An unremarkable entry into the already-crowded field of problem novels about teen girls and eating disorders.
Ever since she started taking birth-control pills to manage her acne, Carrie has been dissatisfied with the size and shape of her body. When her synchronized-swimming coach announces in front of the whole team that she wants Carrie to lose 10 pounds, the teen decides to take drastic measures. Almost immediately, she reduces her food intake to almost zero and records her calorie-counting and daily weigh-ins in diary entries that seem destined to trigger food-related anxieties in readers (“Saturday, November 20. 124 pounds. Lost three. Trick is to eat breakfast and nothing until dinner”). Surrounding Carrie, who is white, are hastily sketched-in characters whose diverse racial backgrounds never feel like more than tokenism. It is unclear what motivates Carrie's swim-team archenemy Wanda to spread rumors or why Carrie is so insistent that her father is controlling. Synchronized-swimming terms like “sculling” and “egg-beatering” are never defined, and American readers (this is a Canadian import) will have to guess at the meaning of “billet.” The action builds to an ending both predictable and abrupt.

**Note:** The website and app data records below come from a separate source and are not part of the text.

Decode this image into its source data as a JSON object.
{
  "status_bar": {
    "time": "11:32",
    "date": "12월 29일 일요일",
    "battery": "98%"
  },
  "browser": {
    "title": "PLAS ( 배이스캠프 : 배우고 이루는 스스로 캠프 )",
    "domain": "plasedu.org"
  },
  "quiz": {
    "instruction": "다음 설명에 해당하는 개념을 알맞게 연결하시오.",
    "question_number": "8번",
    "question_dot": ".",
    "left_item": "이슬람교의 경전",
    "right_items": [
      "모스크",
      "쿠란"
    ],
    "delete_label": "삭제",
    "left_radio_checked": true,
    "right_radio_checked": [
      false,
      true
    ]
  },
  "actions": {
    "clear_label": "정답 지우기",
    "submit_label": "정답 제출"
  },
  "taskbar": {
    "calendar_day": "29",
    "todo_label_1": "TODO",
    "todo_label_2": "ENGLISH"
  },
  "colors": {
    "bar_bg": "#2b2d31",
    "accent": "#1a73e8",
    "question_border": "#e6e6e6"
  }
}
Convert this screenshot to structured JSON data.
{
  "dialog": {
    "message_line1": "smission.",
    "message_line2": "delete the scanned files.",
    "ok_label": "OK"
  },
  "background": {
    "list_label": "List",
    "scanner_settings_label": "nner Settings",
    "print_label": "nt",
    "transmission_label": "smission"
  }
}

Readers looking for a by-the-book eating-disorder cautionary tale can find comparable stories in any number of sensational teen magazines. (Fiction. 12-14)